This law is ominous in its brevity. It is this law that was the first legal step to wage terror. What the law giveth, the law taketh away. So in the end it is not Kirov’s assassination that should be remembered but how such events can provide the justification for extraordinary measures to be legally enacted. It is a reminder that the “state of exception” is always enacted by the sovereign in an attempt to preserve the “public good.”Post Views: 194
By Sean — 12 years ago
Boris Kagarlitsky has weighed in on the significance of Khrushchev’s speech in a commentary in the Moscow Times. I think some of the passages are worth noting. Kagarlitsky has an interesting thesis: In order for not only Khrushchev, but the Communist Party to erase their complicity in Stalin’s crimes, a complicity which made the Terror possible, they had to essentially sacrifice Stalin.
Looking back on the congress, some accused Khrushchev of inconsistency and a lack of radicalism, while others objected to the fact that he made Stalin’s crimes public and turned political reform into a personal, posthumous reckoning with Stalin. The guilt or complicity of other Politburo members is not the issue, however. Khrushchev heaped all the blame on Stalin because he wanted to avoid a serious discussion of what had happened in the Soviet Union during the 1930s and 1940s.
Had Khrushchev’s view of the dead dictator been more balanced, questions might have been raised about the inherent contradictions of the Soviet state and about the extent to which the existing order reflected Marxist conceptions of socialism. These questions had been raised by Trotsky, who was anathema to the elite under Khrushchev just as he had been under Stalin. Had Khrushchev been a less virulent anti-Stalinist, he would almost certainly have been forced in the direction of Trotskyism.
The Party elite in the late-1950s opted to forgive no one and to comprehend nothing. Stalin had to be sacrificed in order to protect the system. The secret speech was not one man’s initiative; it reflected the general view of the Party machine after three years of infighting.
What is more interesting, and unfortunately it is a point he makes in passing, is how Kagarlitsky characterizes Stalinism. The standard view is to see Soviet society under Stalin as atomized society where the diversity of opinion was annihilated for fear of arrest and execution. Stalinism, however, was more complicated than that. And it was this complexity, an irreconcilable blend of democracy and authoritarianism, or how I like to characterize Stalinism—authoritarian populism—that made extreme violence acceptable and deplorable in the same breath, uttered within the same system.

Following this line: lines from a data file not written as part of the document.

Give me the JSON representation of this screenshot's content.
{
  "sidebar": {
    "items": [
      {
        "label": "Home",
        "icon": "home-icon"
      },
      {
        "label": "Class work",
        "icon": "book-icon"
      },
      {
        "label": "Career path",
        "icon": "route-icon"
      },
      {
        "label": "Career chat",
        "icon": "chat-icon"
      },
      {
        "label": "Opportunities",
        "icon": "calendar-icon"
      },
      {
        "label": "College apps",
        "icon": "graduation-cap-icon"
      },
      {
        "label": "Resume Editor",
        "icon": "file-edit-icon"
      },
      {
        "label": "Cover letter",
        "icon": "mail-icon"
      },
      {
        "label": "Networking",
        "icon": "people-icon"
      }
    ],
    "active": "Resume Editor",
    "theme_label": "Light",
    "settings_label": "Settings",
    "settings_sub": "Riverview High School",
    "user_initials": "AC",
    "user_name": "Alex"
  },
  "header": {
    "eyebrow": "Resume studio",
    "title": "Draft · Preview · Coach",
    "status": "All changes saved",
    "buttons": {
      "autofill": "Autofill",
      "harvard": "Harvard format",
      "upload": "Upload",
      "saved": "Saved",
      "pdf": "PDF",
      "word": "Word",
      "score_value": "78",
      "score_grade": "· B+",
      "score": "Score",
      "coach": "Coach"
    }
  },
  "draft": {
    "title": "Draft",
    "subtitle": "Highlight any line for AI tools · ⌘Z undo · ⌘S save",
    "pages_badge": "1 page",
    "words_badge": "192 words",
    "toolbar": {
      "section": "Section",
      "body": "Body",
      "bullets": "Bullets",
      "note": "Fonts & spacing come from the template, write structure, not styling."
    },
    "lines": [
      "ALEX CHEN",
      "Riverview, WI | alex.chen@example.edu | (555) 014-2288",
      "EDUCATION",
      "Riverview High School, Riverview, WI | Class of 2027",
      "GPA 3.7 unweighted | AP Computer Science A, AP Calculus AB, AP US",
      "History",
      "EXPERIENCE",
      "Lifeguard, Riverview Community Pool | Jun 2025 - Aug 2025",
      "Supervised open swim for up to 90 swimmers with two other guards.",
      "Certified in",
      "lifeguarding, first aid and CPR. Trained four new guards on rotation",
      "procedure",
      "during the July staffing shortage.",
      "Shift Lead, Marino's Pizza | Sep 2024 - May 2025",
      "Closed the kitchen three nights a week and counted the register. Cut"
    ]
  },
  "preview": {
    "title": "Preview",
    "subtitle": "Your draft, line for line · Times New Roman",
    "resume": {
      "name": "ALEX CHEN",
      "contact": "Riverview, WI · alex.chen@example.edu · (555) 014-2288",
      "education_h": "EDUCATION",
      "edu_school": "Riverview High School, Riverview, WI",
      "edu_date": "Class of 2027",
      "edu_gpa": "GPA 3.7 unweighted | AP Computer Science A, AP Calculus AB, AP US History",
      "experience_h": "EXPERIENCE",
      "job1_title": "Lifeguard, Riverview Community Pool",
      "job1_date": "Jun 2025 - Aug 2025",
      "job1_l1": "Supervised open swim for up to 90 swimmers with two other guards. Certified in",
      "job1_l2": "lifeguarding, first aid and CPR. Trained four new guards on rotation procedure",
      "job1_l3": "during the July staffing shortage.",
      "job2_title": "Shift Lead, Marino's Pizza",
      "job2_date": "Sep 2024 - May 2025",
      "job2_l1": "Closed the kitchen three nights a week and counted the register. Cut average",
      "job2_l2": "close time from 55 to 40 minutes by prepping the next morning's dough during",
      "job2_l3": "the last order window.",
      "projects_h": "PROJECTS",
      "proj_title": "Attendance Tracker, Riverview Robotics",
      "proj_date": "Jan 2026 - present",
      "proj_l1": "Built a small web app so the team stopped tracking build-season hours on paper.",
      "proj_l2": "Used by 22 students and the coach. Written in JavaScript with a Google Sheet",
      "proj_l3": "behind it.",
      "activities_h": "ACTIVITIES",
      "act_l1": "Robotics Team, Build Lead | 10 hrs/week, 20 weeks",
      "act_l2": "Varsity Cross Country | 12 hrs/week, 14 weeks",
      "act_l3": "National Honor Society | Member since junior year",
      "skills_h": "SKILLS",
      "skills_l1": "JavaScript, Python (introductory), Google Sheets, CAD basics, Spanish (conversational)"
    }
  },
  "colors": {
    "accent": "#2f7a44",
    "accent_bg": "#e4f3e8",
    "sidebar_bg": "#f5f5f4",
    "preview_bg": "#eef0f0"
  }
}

Soviet society was never entirely monolithic. The proof of this can be found in the novels of Alexander Solzhenitsyn as well as in the Soviet archives. There was, however, a strong sense of a common fate and a common cause that united not just the working class and the bureaucratic elite, but even gulag inmates and their captors. The Stalinist regime was directly linked to the history of the Revolution. It was a sort of communist Bonapartism. It combined totalitarianism with democratic principles, fear and repression with enthusiasm and sincerity. This blend made the 20th Party Congress possible.Post Views: 45